=== EXERCISE ===
Every line of the listing that follows must be written out unchanged.

=== RAW DATA ===
****

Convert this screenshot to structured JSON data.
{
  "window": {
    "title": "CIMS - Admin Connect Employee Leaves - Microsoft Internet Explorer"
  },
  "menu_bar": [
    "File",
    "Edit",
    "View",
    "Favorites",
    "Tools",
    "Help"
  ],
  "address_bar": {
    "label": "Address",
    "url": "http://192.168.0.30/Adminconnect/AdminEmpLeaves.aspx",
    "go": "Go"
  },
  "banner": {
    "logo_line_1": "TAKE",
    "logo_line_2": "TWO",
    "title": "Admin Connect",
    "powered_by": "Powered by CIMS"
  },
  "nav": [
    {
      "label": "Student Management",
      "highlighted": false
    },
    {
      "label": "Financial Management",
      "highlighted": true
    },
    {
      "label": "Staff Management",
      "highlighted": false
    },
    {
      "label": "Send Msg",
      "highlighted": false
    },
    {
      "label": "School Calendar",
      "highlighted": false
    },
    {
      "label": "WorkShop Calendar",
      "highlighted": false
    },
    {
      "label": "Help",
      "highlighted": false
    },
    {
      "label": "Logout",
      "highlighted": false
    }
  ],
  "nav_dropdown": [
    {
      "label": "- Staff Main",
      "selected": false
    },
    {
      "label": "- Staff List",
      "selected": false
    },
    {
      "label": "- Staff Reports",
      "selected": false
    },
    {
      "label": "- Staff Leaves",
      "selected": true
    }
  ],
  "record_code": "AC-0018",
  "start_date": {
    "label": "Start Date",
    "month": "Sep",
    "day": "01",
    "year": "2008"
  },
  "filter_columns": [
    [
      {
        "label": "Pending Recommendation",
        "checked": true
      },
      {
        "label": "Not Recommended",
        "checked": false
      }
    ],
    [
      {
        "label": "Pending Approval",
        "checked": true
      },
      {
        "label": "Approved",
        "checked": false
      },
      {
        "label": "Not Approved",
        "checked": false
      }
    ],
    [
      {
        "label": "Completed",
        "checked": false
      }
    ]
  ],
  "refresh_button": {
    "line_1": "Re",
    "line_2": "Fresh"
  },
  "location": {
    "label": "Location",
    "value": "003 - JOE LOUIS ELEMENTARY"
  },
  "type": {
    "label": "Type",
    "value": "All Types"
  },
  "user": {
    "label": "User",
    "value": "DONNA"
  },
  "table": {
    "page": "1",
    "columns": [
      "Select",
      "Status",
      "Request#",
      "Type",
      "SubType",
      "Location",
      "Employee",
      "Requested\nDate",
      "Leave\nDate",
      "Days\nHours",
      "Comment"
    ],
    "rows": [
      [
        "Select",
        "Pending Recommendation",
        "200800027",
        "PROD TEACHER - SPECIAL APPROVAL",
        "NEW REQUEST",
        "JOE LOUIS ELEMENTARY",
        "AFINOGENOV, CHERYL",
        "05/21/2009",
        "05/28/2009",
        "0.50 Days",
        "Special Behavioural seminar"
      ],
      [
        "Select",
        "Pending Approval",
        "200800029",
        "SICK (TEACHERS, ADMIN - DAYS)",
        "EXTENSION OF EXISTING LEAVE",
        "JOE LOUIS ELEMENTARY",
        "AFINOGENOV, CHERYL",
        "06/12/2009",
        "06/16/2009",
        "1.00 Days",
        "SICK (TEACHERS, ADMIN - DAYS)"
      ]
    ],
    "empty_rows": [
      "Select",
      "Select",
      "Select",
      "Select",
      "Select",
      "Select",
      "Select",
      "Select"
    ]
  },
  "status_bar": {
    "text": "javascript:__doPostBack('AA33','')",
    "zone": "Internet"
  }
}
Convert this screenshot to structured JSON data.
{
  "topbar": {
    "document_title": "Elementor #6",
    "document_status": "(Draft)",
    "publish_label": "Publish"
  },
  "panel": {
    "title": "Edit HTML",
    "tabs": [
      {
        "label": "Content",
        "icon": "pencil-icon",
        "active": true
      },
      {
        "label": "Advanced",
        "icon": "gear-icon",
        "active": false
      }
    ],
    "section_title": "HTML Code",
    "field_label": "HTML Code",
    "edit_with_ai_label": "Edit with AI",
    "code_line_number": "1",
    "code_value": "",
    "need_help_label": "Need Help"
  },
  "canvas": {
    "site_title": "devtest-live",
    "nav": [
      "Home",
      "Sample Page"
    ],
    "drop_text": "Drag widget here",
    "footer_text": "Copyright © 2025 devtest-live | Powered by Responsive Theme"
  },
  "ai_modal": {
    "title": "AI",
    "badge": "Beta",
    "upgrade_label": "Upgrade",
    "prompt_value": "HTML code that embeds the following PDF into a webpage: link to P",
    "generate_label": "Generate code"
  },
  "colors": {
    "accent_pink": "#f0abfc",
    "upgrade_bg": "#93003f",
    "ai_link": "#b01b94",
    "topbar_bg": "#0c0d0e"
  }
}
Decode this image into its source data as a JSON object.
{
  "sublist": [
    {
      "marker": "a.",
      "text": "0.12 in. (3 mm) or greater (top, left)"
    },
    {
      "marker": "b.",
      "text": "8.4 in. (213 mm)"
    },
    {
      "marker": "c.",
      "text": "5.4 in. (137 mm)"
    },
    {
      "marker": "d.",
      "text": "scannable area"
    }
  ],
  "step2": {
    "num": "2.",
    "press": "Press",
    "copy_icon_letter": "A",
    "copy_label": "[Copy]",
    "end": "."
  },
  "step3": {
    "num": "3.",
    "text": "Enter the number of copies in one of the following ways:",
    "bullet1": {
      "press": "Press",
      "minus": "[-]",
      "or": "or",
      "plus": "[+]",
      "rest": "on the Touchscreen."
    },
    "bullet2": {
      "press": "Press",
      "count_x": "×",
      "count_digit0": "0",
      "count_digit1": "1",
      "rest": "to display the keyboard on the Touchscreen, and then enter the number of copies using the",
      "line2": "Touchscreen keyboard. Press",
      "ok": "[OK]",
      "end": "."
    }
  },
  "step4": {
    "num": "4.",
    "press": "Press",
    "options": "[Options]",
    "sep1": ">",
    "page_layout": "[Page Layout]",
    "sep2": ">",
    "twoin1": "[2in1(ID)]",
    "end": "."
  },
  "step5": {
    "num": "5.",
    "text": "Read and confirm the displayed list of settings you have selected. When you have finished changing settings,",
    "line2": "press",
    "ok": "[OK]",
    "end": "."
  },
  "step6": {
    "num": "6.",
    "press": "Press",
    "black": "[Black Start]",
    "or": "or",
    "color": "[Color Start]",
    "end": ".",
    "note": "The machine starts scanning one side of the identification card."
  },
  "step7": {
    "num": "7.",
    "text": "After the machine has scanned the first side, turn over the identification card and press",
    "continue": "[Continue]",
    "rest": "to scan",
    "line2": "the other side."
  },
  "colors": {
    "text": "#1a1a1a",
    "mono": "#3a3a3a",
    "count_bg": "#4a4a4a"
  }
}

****

=== EXERCISE RESPONSE ===
Convert this screenshot to structured JSON data.
{
  "window": {
    "title": "CIMS - Admin Connect Employee Leaves - Microsoft Internet Explorer"
  },
  "menu_bar": [
    "File",
    "Edit",
    "View",
    "Favorites",
    "Tools",
    "Help"
  ],
  "address_bar": {
    "label": "Address",
    "url": "http://192.168.0.30/Adminconnect/AdminEmpLeaves.aspx",
    "go": "Go"
  },
  "banner": {
    "logo_line_1": "TAKE",
    "logo_line_2": "TWO",
    "title": "Admin Connect",
    "powered_by": "Powered by CIMS"
  },
  "nav": [
    {
      "label": "Student Management",
      "highlighted": false
    },
    {
      "label": "Financial Management",
      "highlighted": true
    },
    {
      "label": "Staff Management",
      "highlighted": false
    },
    {
      "label": "Send Msg",
      "highlighted": false
    },
    {
      "label": "School Calendar",
      "highlighted": false
    },
    {
      "label": "WorkShop Calendar",
      "highlighted": false
    },
    {
      "label": "Help",
      "highlighted": false
    },
    {
      "label": "Logout",
      "highlighted": false
    }
  ],
  "nav_dropdown": [
    {
      "label": "- Staff Main",
      "selected": false
    },
    {
      "label": "- Staff List",
      "selected": false
    },
    {
      "label": "- Staff Reports",
      "selected": false
    },
    {
      "label": "- Staff Leaves",
      "selected": true
    }
  ],
  "record_code": "AC-0018",
  "start_date": {
    "label": "Start Date",
    "month": "Sep",
    "day": "01",
    "year": "2008"
  },
  "filter_columns": [
    [
      {
        "label": "Pending Recommendation",
        "checked": true
      },
      {
        "label": "Not Recommended",
        "checked": false
      }
    ],
    [
      {
        "label": "Pending Approval",
        "checked": true
      },
      {
        "label": "Approved",
        "checked": false
      },
      {
        "label": "Not Approved",
        "checked": false
      }
    ],
    [
      {
        "label": "Completed",
        "checked": false
      }
    ]
  ],
  "refresh_button": {
    "line_1": "Re",
    "line_2": "Fresh"
  },
  "location": {
    "label": "Location",
    "value": "003 - JOE LOUIS ELEMENTARY"
  },
  "type": {
    "label": "Type",
    "value": "All Types"
  },
  "user": {
    "label": "User",
    "value": "DONNA"
  },
  "table": {
    "page": "1",
    "columns": [
      "Select",
      "Status",
      "Request#",
      "Type",
      "SubType",
      "Location",
      "Employee",
      "Requested\nDate",
      "Leave\nDate",
      "Days\nHours",
      "Comment"
    ],
    "rows": [
      [
        "Select",
        "Pending Recommendation",
        "200800027",
        "PROD TEACHER - SPECIAL APPROVAL",
        "NEW REQUEST",
        "JOE LOUIS ELEMENTARY",
        "AFINOGENOV, CHERYL",
        "05/21/2009",
        "05/28/2009",
        "0.50 Days",
        "Special Behavioural seminar"
      ],
      [
        "Select",
        "Pending Approval",
        "200800029",
        "SICK (TEACHERS, ADMIN - DAYS)",
        "EXTENSION OF EXISTING LEAVE",
        "JOE LOUIS ELEMENTARY",
        "AFINOGENOV, CHERYL",
        "06/12/2009",
        "06/16/2009",
        "1.00 Days",
        "SICK (TEACHERS, ADMIN - DAYS)"
      ]
    ],
    "empty_rows": [
      "Select",
      "Select",
      "Select",
      "Select",
      "Select",
      "Select",
      "Select",
      "Select"
    ]
  },
  "status_bar": {
    "text": "javascript:__doPostBack('AA33','')",
    "zone": "Internet"
  }
}
Convert this screenshot to structured JSON data.
{
  "topbar": {
    "document_title": "Elementor #6",
    "document_status": "(Draft)",
    "publish_label": "Publish"
  },
  "panel": {
    "title": "Edit HTML",
    "tabs": [
      {
        "label": "Content",
        "icon": "pencil-icon",
        "active": true
      },
      {
        "label": "Advanced",
        "icon": "gear-icon",
        "active": false
      }
    ],
    "section_title": "HTML Code",
    "field_label": "HTML Code",
    "edit_with_ai_label": "Edit with AI",
    "code_line_number": "1",
    "code_value": "",
    "need_help_label": "Need Help"
  },
  "canvas": {
    "site_title": "devtest-live",
    "nav": [
      "Home",
      "Sample Page"
    ],
    "drop_text": "Drag widget here",
    "footer_text": "Copyright © 2025 devtest-live | Powered by Responsive Theme"
  },
  "ai_modal": {
    "title": "AI",
    "badge": "Beta",
    "upgrade_label": "Upgrade",
    "prompt_value": "HTML code that embeds the following PDF into a webpage: link to P",
    "generate_label": "Generate code"
  },
  "colors": {
    "accent_pink": "#f0abfc",
    "upgrade_bg": "#93003f",
    "ai_link": "#b01b94",
    "topbar_bg": "#0c0d0e"
  }
}
Decode this image into its source data as a JSON object.
{
  "sublist": [
    {
      "marker": "a.",
      "text": "0.12 in. (3 mm) or greater (top, left)"
    },
    {
      "marker": "b.",
      "text": "8.4 in. (213 mm)"
    },
    {
      "marker": "c.",
      "text": "5.4 in. (137 mm)"
    },
    {
      "marker": "d.",
      "text": "scannable area"
    }
  ],
  "step2": {
    "num": "2.",
    "press": "Press",
    "copy_icon_letter": "A",
    "copy_label": "[Copy]",
    "end": "."
  },
  "step3": {
    "num": "3.",
    "text": "Enter the number of copies in one of the following ways:",
    "bullet1": {
      "press": "Press",
      "minus": "[-]",
      "or": "or",
      "plus": "[+]",
      "rest": "on the Touchscreen."
    },
    "bullet2": {
      "press": "Press",
      "count_x": "×",
      "count_digit0": "0",
      "count_digit1": "1",
      "rest": "to display the keyboard on the Touchscreen, and then enter the number of copies using the",
      "line2": "Touchscreen keyboard. Press",
      "ok": "[OK]",
      "end": "."
    }
  },
  "step4": {
    "num": "4.",
    "press": "Press",
    "options": "[Options]",
    "sep1": ">",
    "page_layout": "[Page Layout]",
    "sep2": ">",
    "twoin1": "[2in1(ID)]",
    "end": "."
  },
  "step5": {
    "num": "5.",
    "text": "Read and confirm the displayed list of settings you have selected. When you have finished changing settings,",
    "line2": "press",
    "ok": "[OK]",
    "end": "."
  },
  "step6": {
    "num": "6.",
    "press": "Press",
    "black": "[Black Start]",
    "or": "or",
    "color": "[Color Start]",
    "end": ".",
    "note": "The machine starts scanning one side of the identification card."
  },
  "step7": {
    "num": "7.",
    "text": "After the machine has scanned the first side, turn over the identification card and press",
    "continue": "[Continue]",
    "rest": "to scan",
    "line2": "the other side."
  },
  "colors": {
    "text": "#1a1a1a",
    "mono": "#3a3a3a",
    "count_bg": "#4a4a4a"
  }
}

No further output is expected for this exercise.